The revised Draft National Sports Development Bill has sought to declare persons against whom criminal charges have been framed under section 228 of the Criminal Procedure Code, to be ineligible to contest elections of the National Olympic Committee (NOC) or the National Sports Federations (NSF).

The Draft Bill, presented by the Chairman of the Working Group, Justice Mukul Mudgal, to the Union Sports Minister, Jitendra Singh, here on Wednesday, has also covered various aspects including the eligibility of sports persons to represent the country.

Though conceding that the right to select a national team is derived by a NSF from being recognised by the respective international federation, the Sports Bill has stated that in order to represent India in international events and for the right to use ‘India’ or ‘Indian’, the concerned national federation has to comply with the chapters, ‘Elimination of unethical practices in Sports’ and ‘Applicability of Right to Information Act’.

It has also been clarified that only Indian citizens will have the right to represent India.

An Appellate Sports Tribunal has been proposed with the selection committee consisting of the Chief Justice of India or his nominee judge, Secretary, Department of Sports, and the President of the National Olympic Committee.

It has been suggested that all cases involving the NOC and NSFs be transferred to the Sports Tribunal, with the permission of the Supreme Court or the High Court, as the case may be.

Along with it, an Ethics Commission has been prescribed to enforce a Code of Ethics in accordance with the International Olympic Committee (IOC) Code and the principles of the Constitution of India.

A Sports Election Commission has been proposed, to conduct elections of the NOC, NSFs and the Athletes Commission.

Quite understandably, the recognition of the International Sports Federation and the NOC, has been fixed as the primary requirement for the recognition of an NSF by the Union Sports Ministry.
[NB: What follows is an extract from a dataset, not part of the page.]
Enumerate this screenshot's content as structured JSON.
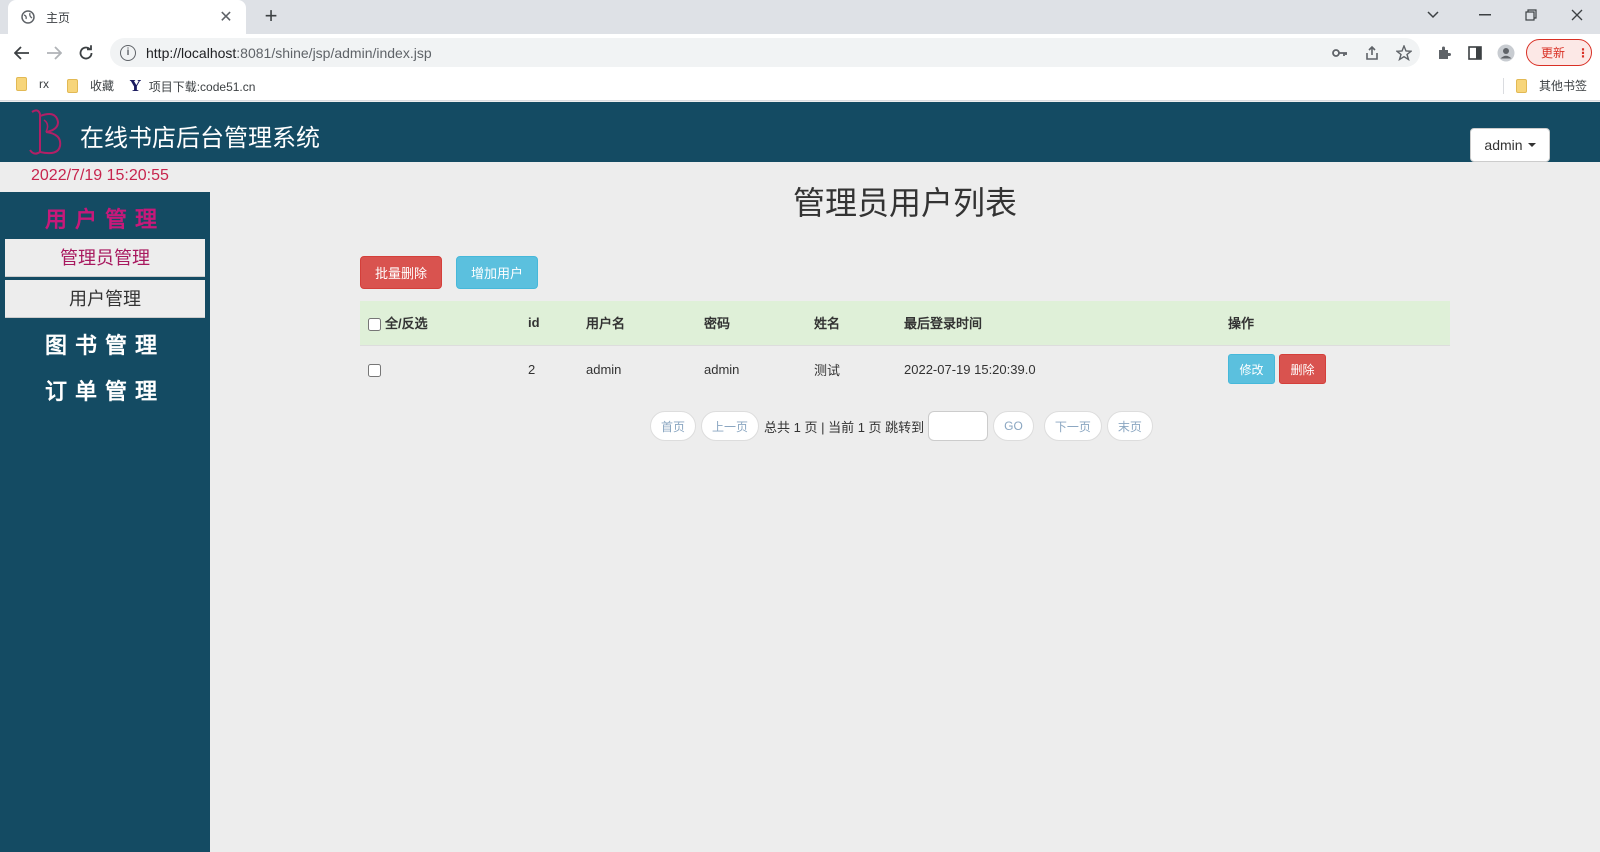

Moreover, any federation that gains funds from the government directly, or indirectly, will have to be accredited by the government.

It has also been specified that all NSFs accredited to the government need to comply with the stipulations that: (i) office bearers retire at the age of 70 years; (ii) athletes nominated by the Athletes Commission are included in the executive body; (iii) there is at least 25 per cent of athletes in the executive body with voting rights; (iv) ensure at least 10 per cent of membership of either gender in the general body.

Except for the president who is allowed three consecutive terms, none of the other office-bearers would be eligible to contest a third term, immediately after completing two successive terms.

Nobody would be allowed to be an office-bearer in more than one sports federation at a time.

The Athletes Commission will advise the NOC and NSFs, among others, on developing the sport, training and competition schedules, athletes grievances, selection and technical criteria, logistics and administration support.

The Union Sports Ministry has published the Draft National Sports Development Bill on its website for comments of the stake-holders and the public. A copy will be sent to the IOC for its comments.